─── Material for the task

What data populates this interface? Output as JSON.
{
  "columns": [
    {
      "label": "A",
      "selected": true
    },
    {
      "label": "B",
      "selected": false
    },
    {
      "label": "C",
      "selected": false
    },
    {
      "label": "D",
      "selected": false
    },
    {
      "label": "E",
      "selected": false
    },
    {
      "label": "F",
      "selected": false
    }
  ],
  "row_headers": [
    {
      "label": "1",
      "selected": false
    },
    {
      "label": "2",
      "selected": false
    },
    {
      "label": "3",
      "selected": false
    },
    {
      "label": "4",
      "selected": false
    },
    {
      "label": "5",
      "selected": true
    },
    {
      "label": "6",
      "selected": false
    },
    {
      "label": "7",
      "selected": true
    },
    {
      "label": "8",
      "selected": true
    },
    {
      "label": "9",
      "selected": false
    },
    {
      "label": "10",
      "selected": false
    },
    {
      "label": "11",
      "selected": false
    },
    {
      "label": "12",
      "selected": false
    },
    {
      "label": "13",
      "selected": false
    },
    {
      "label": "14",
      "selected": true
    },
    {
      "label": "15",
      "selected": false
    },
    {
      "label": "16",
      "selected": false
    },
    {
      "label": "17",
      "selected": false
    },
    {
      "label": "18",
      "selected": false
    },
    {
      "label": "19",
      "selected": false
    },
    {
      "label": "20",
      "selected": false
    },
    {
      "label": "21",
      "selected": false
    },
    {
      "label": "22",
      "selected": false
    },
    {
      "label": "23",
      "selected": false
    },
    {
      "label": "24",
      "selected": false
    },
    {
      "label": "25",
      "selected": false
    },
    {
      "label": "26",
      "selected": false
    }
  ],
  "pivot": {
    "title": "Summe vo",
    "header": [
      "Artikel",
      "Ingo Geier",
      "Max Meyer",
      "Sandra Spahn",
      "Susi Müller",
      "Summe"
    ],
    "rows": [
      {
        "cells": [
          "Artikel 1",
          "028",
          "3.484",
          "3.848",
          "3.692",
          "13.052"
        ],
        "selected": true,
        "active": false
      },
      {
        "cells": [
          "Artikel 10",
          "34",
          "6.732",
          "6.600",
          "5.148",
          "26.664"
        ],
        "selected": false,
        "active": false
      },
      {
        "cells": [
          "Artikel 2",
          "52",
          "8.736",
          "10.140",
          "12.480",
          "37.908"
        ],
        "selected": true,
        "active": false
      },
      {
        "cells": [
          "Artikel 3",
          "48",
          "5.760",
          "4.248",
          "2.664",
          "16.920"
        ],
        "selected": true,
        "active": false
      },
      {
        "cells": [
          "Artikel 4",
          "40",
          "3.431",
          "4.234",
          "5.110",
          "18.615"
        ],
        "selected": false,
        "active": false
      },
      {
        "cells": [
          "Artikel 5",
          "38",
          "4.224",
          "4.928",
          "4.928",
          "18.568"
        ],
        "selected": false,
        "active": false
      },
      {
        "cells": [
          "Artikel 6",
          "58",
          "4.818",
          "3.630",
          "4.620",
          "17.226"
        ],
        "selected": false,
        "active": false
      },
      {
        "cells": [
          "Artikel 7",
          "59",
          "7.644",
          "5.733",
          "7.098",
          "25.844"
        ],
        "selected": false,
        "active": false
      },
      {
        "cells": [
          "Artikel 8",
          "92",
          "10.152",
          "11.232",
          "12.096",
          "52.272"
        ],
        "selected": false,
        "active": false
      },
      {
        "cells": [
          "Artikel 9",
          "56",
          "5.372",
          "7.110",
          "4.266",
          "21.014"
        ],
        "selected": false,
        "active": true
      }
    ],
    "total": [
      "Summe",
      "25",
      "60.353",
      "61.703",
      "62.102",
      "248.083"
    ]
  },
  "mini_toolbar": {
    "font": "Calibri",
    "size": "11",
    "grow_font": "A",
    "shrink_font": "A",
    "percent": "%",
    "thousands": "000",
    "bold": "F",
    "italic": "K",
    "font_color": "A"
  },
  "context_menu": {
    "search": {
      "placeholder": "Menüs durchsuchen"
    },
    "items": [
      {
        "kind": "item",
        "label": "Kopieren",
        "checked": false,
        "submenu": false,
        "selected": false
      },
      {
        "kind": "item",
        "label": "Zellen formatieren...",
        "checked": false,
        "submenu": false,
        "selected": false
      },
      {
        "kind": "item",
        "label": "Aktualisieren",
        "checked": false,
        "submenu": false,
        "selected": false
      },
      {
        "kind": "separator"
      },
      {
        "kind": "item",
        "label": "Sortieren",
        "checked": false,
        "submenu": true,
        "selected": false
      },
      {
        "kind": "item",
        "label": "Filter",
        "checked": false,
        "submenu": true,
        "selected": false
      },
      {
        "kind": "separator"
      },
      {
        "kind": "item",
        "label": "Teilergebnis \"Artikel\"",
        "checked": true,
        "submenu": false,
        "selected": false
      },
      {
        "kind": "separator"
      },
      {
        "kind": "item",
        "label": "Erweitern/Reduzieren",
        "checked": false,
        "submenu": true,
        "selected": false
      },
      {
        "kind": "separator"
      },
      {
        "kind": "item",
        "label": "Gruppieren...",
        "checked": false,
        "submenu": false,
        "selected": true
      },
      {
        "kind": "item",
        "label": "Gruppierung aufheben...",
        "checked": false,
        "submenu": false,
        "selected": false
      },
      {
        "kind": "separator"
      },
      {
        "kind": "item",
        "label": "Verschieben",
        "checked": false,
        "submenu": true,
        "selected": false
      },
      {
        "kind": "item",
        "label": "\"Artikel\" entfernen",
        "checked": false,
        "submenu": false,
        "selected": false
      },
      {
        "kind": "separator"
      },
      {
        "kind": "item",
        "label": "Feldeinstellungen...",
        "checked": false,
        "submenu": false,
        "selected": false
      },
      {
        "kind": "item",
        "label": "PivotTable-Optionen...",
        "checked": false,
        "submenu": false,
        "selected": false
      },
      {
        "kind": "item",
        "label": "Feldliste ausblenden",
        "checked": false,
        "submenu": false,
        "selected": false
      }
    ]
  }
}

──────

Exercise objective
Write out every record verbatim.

Result of the task
What data populates this interface? Output as JSON.
{
  "columns": [
    {
      "label": "A",
      "selected": true
    },
    {
      "label": "B",
      "selected": false
    },
    {
      "label": "C",
      "selected": false
    },
    {
      "label": "D",
      "selected": false
    },
    {
      "label": "E",
      "selected": false
    },
    {
      "label": "F",
      "selected": false
    }
  ],
  "row_headers": [
    {
      "label": "1",
      "selected": false
    },
    {
      "label": "2",
      "selected": false
    },
    {
      "label": "3",
      "selected": false
    },
    {
      "label": "4",
      "selected": false
    },
    {
      "label": "5",
      "selected": true
    },
    {
      "label": "6",
      "selected": false
    },
    {
      "label": "7",
      "selected": true
    },
    {
      "label": "8",
      "selected": true
    },
    {
      "label": "9",
      "selected": false
    },
    {
      "label": "10",
      "selected": false
    },
    {
      "label": "11",
      "selected": false
    },
    {
      "label": "12",
      "selected": false
    },
    {
      "label": "13",
      "selected": false
    },
    {
      "label": "14",
      "selected": true
    },
    {
      "label": "15",
      "selected": false
    },
    {
      "label": "16",
      "selected": false
    },
    {
      "label": "17",
      "selected": false
    },
    {
      "label": "18",
      "selected": false
    },
    {
      "label": "19",
      "selected": false
    },
    {
      "label": "20",
      "selected": false
    },
    {
      "label": "21",
      "selected": false
    },
    {
      "label": "22",
      "selected": false
    },
    {
      "label": "23",
      "selected": false
    },
    {
      "label": "24",
      "selected": false
    },
    {
      "label": "25",
      "selected": false
    },
    {
      "label": "26",
      "selected": false
    }
  ],
  "pivot": {
    "title": "Summe vo",
    "header": [
      "Artikel",
      "Ingo Geier",
      "Max Meyer",
      "Sandra Spahn",
      "Susi Müller",
      "Summe"
    ],
    "rows": [
      {
        "cells": [
          "Artikel 1",
          "028",
          "3.484",
          "3.848",
          "3.692",
          "13.052"
        ],
        "selected": true,
        "active": false
      },
      {
        "cells": [
          "Artikel 10",
          "34",
          "6.732",
          "6.600",
          "5.148",
          "26.664"
        ],
        "selected": false,
        "active": false
      },
      {
        "cells": [
          "Artikel 2",
          "52",
          "8.736",
          "10.140",
          "12.480",
          "37.908"
        ],
        "selected": true,
        "active": false
      },
      {
        "cells": [
          "Artikel 3",
          "48",
          "5.760",
          "4.248",
          "2.664",
          "16.920"
        ],
        "selected": true,
        "active": false
      },
      {
        "cells": [
          "Artikel 4",
          "40",
          "3.431",
          "4.234",
          "5.110",
          "18.615"
        ],
        "selected": false,
        "active": false
      },
      {
        "cells": [
          "Artikel 5",
          "38",
          "4.224",
          "4.928",
          "4.928",
          "18.568"
        ],
        "selected": false,
        "active": false
      },
      {
        "cells": [
          "Artikel 6",
          "58",
          "4.818",
          "3.630",
          "4.620",
          "17.226"
        ],
        "selected": false,
        "active": false
      },
      {
        "cells": [
          "Artikel 7",
          "59",
          "7.644",
          "5.733",
          "7.098",
          "25.844"
        ],
        "selected": false,
        "active": false
      },
      {
        "cells": [
          "Artikel 8",
          "92",
          "10.152",
          "11.232",
          "12.096",
          "52.272"
        ],
        "selected": false,
        "active": false
      },
      {
        "cells": [
          "Artikel 9",
          "56",
          "5.372",
          "7.110",
          "4.266",
          "21.014"
        ],
        "selected": false,
        "active": true
      }
    ],
    "total": [
      "Summe",
      "25",
      "60.353",
      "61.703",
      "62.102",
      "248.083"
    ]
  },
  "mini_toolbar": {
    "font": "Calibri",
    "size": "11",
    "grow_font": "A",
    "shrink_font": "A",
    "percent": "%",
    "thousands": "000",
    "bold": "F",
    "italic": "K",
    "font_color": "A"
  },
  "context_menu": {
    "search": {
      "placeholder": "Menüs durchsuchen"
    },
    "items": [
      {
        "kind": "item",
        "label": "Kopieren",
        "checked": false,
        "submenu": false,
        "selected": false
      },
      {
        "kind": "item",
        "label": "Zellen formatieren...",
        "checked": false,
        "submenu": false,
        "selected": false
      },
      {
        "kind": "item",
        "label": "Aktualisieren",
        "checked": false,
        "submenu": false,
        "selected": false
      },
      {
        "kind": "separator"
      },
      {
        "kind": "item",
        "label": "Sortieren",
        "checked": false,
        "submenu": true,
        "selected": false
      },
      {
        "kind": "item",
        "label": "Filter",
        "checked": false,
        "submenu": true,
        "selected": false
      },
      {
        "kind": "separator"
      },
      {
        "kind": "item",
        "label": "Teilergebnis \"Artikel\"",
        "checked": true,
        "submenu": false,
        "selected": false
      },
      {
        "kind": "separator"
      },
      {
        "kind": "item",
        "label": "Erweitern/Reduzieren",
        "checked": false,
        "submenu": true,
        "selected": false
      },
      {
        "kind": "separator"
      },
      {
        "kind": "item",
        "label": "Gruppieren...",
        "checked": false,
        "submenu": false,
        "selected": true
      },
      {
        "kind": "item",
        "label": "Gruppierung aufheben...",
        "checked": false,
        "submenu": false,
        "selected": false
      },
      {
        "kind": "separator"
      },
      {
        "kind": "item",
        "label": "Verschieben",
        "checked": false,
        "submenu": true,
        "selected": false
      },
      {
        "kind": "item",
        "label": "\"Artikel\" entfernen",
        "checked": false,
        "submenu": false,
        "selected": false
      },
      {
        "kind": "separator"
      },
      {
        "kind": "item",
        "label": "Feldeinstellungen...",
        "checked": false,
        "submenu": false,
        "selected": false
      },
      {
        "kind": "item",
        "label": "PivotTable-Optionen...",
        "checked": false,
        "submenu": false,
        "selected": false
      },
      {
        "kind": "item",
        "label": "Feldliste ausblenden",
        "checked": false,
        "submenu": false,
        "selected": false
      }
    ]
  }
}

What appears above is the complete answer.